Instead, I agreed with the group that I would only perform developmental observations where I noted down factual observations of what was taking place in the classroom, what I was impressed with, and where I noticed areas that could be developed. This visibly took the pressure off the NQTs and allowed them to use the times when they were observed as a genuine opportunity to engage in a process that improved their classroom practice, rather than being told by someone like me how good (or not) it was. After a few months, word got out to the rest of the staff, who said that they wanted to be involved in these types of observations and a strategy started to evolve from there.
Now as a new headteacher at a different school I expected to face many challenges. However, what I didn’t expect was that some teachers would not like the idea of these developmental observations where an Ofsted grade isn’t awarded.
I proudly stood up in front of the staff, both on my interview day and on the first training day this year, and explained my philosophy on developmental lesson observations and outlined how teachers at my previous school had benefited from the development of a non-judgemental culture where everyone felt comfortable teaching with their door open.
As I said it I noticed many nods and smiles and I thought that this approach would be universally embraced. However, I was genuinely surprised that a handful of teachers had gone to their union reps to express concerns that there may be some Machiavellian scheme where judgements would be made but teachers not informed. Others actually felt offended that they wouldn’t be awarded with a grade.

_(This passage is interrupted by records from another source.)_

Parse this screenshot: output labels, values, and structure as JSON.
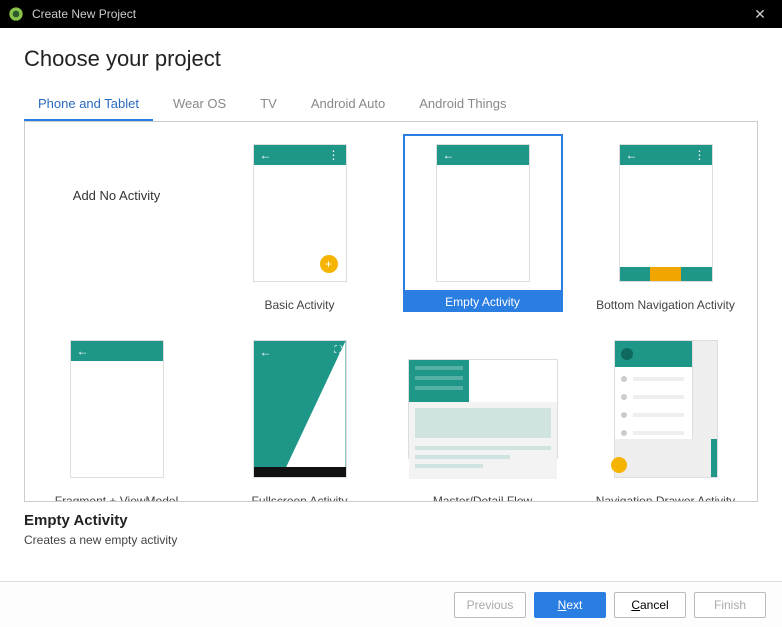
{
  "window": {
    "title": "Create New Project"
  },
  "header": {
    "title": "Choose your project"
  },
  "tabs": [
    {
      "label": "Phone and Tablet",
      "active": true
    },
    {
      "label": "Wear OS"
    },
    {
      "label": "TV"
    },
    {
      "label": "Android Auto"
    },
    {
      "label": "Android Things"
    }
  ],
  "templates": [
    {
      "label": "Add No Activity",
      "kind": "none"
    },
    {
      "label": "Basic Activity",
      "kind": "basic"
    },
    {
      "label": "Empty Activity",
      "kind": "empty",
      "selected": true
    },
    {
      "label": "Bottom Navigation Activity",
      "kind": "bottomnav"
    },
    {
      "label": "Fragment + ViewModel",
      "kind": "fragment"
    },
    {
      "label": "Fullscreen Activity",
      "kind": "fullscreen"
    },
    {
      "label": "Master/Detail Flow",
      "kind": "master"
    },
    {
      "label": "Navigation Drawer Activity",
      "kind": "navdrawer"
    }
  ],
  "selection": {
    "title": "Empty Activity",
    "description": "Creates a new empty activity"
  },
  "footer": {
    "previous": "Previous",
    "next": "Next",
    "cancel": "Cancel",
    "finish": "Finish"
  },
  "colors": {
    "accent": "#2a7de1",
    "teal": "#1e9688",
    "amber": "#f5b400"
  }
}
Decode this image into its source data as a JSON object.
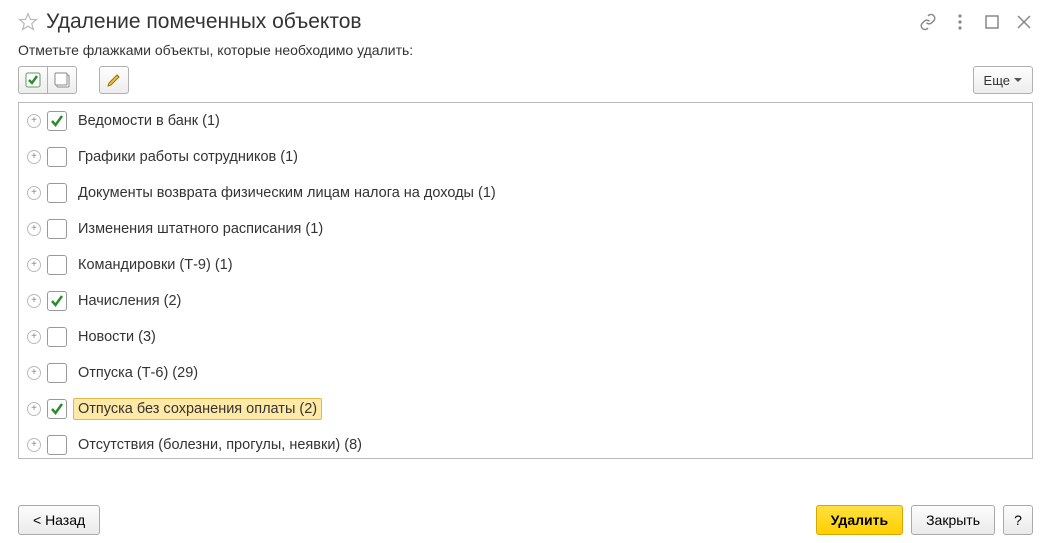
{
  "header": {
    "title": "Удаление помеченных объектов"
  },
  "subtitle": "Отметьте флажками объекты, которые необходимо удалить:",
  "toolbar": {
    "more_label": "Еще"
  },
  "items": [
    {
      "label": "Ведомости в банк (1)",
      "checked": true,
      "highlighted": false
    },
    {
      "label": "Графики работы сотрудников (1)",
      "checked": false,
      "highlighted": false
    },
    {
      "label": "Документы возврата физическим лицам налога на доходы (1)",
      "checked": false,
      "highlighted": false
    },
    {
      "label": "Изменения штатного расписания (1)",
      "checked": false,
      "highlighted": false
    },
    {
      "label": "Командировки (Т-9) (1)",
      "checked": false,
      "highlighted": false
    },
    {
      "label": "Начисления (2)",
      "checked": true,
      "highlighted": false
    },
    {
      "label": "Новости (3)",
      "checked": false,
      "highlighted": false
    },
    {
      "label": "Отпуска (Т-6) (29)",
      "checked": false,
      "highlighted": false
    },
    {
      "label": "Отпуска без сохранения оплаты (2)",
      "checked": true,
      "highlighted": true
    },
    {
      "label": "Отсутствия (болезни, прогулы, неявки) (8)",
      "checked": false,
      "highlighted": false
    }
  ],
  "footer": {
    "back_label": "< Назад",
    "delete_label": "Удалить",
    "close_label": "Закрыть",
    "help_label": "?"
  }
}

It has taken me a few weeks, lots of individual meetings and a great deal of information-sharing to convince the more cynical that I am absolutely genuine in my pursuit of developing excellent teaching through a collegiate, supportive and development culture.
On reflection, it has shown me that whatever aspect of school improvement you want to introduce for the first time, you will never please everyone, and it is really important to be completely transparent with the rationale that underpins the strategy.
• SecEd’s headteacher diarist is in his first year of headship at a comprehensive school in the Midlands.